We left immediately for the marina office where an employee (Miguel) volunteered a pickup truck to take us into the hospital. The hospital didn't have any doctors at its emergency care clinic. They would come in half an hour (but this is Mexico so you can't take that too seriously). There was an urgent care facility about a block and a half away. We got there just as Ricardo, the doctor, was coming back from lunch. He didn't speak any english but he set about caring for Karen with practiced ease. Without an assistant he managed the entire setup, procedure, and clean up. I've posted a few pictures. He did all the steps that we would see in the United States and we were in the right place. His tool sets were sterilized and ready and prepackaged. He had the anticeptic and irrigation water. He used a wastebasket for the collection of the runoff. It was instant care. Cost? nothing. We ended up giving him some money for the antibotics and pain medications that he provided to us before we left. We volunteered it, it was not required. Paperwork? none at all. Miguel waited for us outside in the truck and took us back to our boat. I wonder what would have been his experience if this same accident happened to him when he was visiting the US? Another thing to realize is that this is a LITTLE, IMPOVERISHED town. This is NOT a resort community. It is famous only for its no see um's. The community gives BASIC a new level of understanding. Yet everyone here is friendly and helpful. There is a theft problem (which is why we are at the marina) which tends to keep cruisers away. So there aren't a lot of gringo's here.

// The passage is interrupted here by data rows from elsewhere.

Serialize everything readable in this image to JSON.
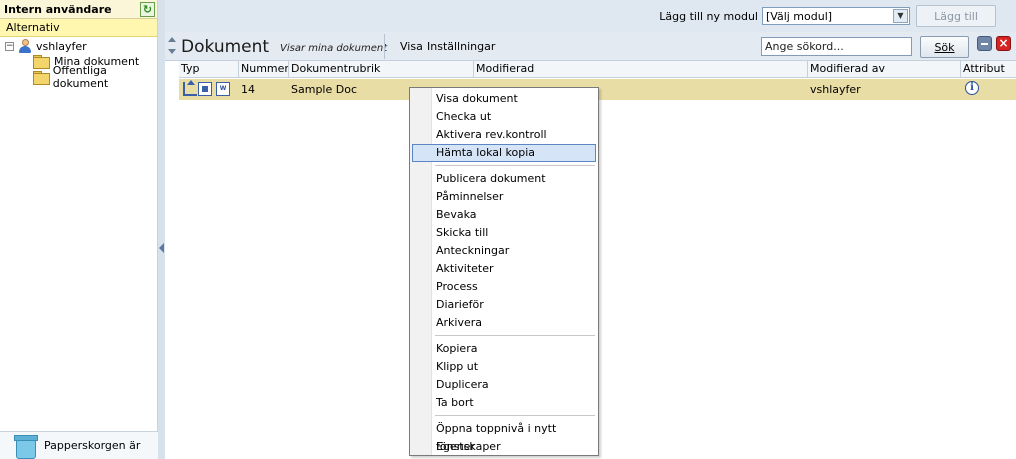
{
  "sidebar": {
    "title": "Intern användare",
    "alternative": "Alternativ",
    "tree": {
      "user": "vshlayfer",
      "items": [
        "Mina dokument",
        "Offentliga dokument"
      ]
    },
    "trash_label": "Papperskorgen är"
  },
  "topbar": {
    "add_module_label": "Lägg till ny modul",
    "module_select_value": "[Välj modul]",
    "add_button": "Lägg till"
  },
  "toolbar": {
    "title": "Dokument",
    "subtitle": "Visar mina dokument",
    "menu_visa": "Visa",
    "menu_settings": "Inställningar",
    "search_placeholder": "Ange sökord...",
    "search_button": "Sök"
  },
  "grid": {
    "columns": [
      "Typ",
      "Nummer",
      "Dokumentrubrik",
      "Modifierad",
      "Modifierad av",
      "Attribut"
    ],
    "rows": [
      {
        "number": "14",
        "title": "Sample Doc",
        "modified_by": "vshlayfer",
        "type_doc_label": "W"
      }
    ]
  },
  "context_menu": {
    "groups": [
      [
        "Visa dokument",
        "Checka ut",
        "Aktivera rev.kontroll",
        "Hämta lokal kopia"
      ],
      [
        "Publicera dokument",
        "Påminnelser",
        "Bevaka",
        "Skicka till",
        "Anteckningar",
        "Aktiviteter",
        "Process",
        "Diarieför",
        "Arkivera"
      ],
      [
        "Kopiera",
        "Klipp ut",
        "Duplicera",
        "Ta bort"
      ],
      [
        "Öppna toppnivå i nytt fönster",
        "Egenskaper"
      ]
    ],
    "highlighted": "Hämta lokal kopia"
  },
  "colors": {
    "row_selected": "#e9dda6",
    "menu_highlight": "#d6e4f7",
    "panel_header": "#fbf6d8",
    "toolbar_bg": "#e4eaf1"
  },
  "icons": {
    "refresh": "refresh-icon",
    "user": "user-icon",
    "folder": "folder-icon",
    "trash": "trash-icon",
    "info": "info-icon"
  }
}
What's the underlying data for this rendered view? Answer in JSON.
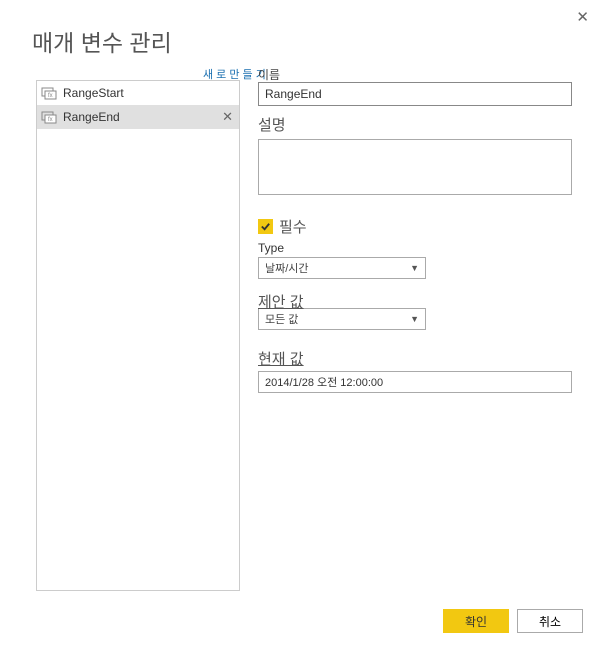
{
  "dialog": {
    "title": "매개 변수 관리",
    "close": "✕",
    "newLink": "새 로 만 들 기",
    "nameLabel": "이름"
  },
  "params": {
    "items": [
      {
        "name": "RangeStart"
      },
      {
        "name": "RangeEnd"
      }
    ]
  },
  "form": {
    "nameValue": "RangeEnd",
    "descLabel": "설명",
    "descValue": "",
    "requiredLabel": "필수",
    "requiredChecked": true,
    "typeLabel": "Type",
    "typeValue": "날짜/시간",
    "suggestLabel": "제안 값",
    "suggestValue": "모든 값",
    "currentLabel": "현재 값",
    "currentValue": "2014/1/28 오전 12:00:00"
  },
  "buttons": {
    "ok": "확인",
    "cancel": "취소"
  }
}
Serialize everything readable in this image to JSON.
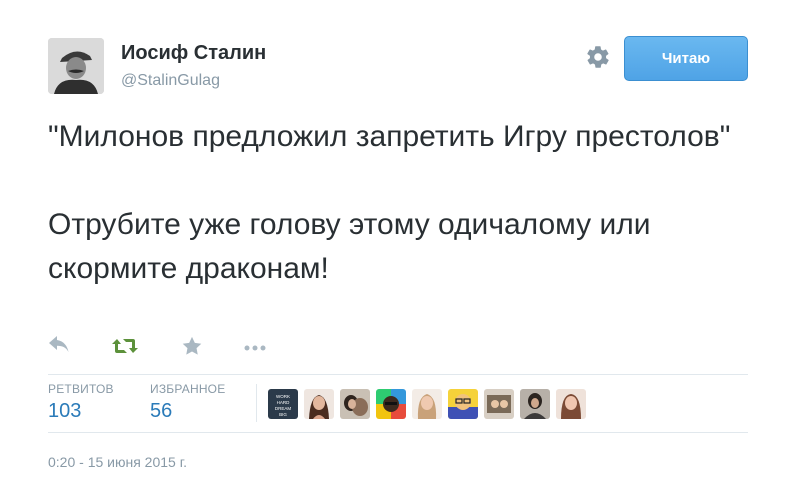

It took about an hour total before Karen was resting in bed on the boat. Larry walked back to town and brought home a lobster dinner for her. (3 large lobsters were $350 pesos, about $30 USD).
Tomorrow we will take the jungle river tour. they say it is the thing that must be done here.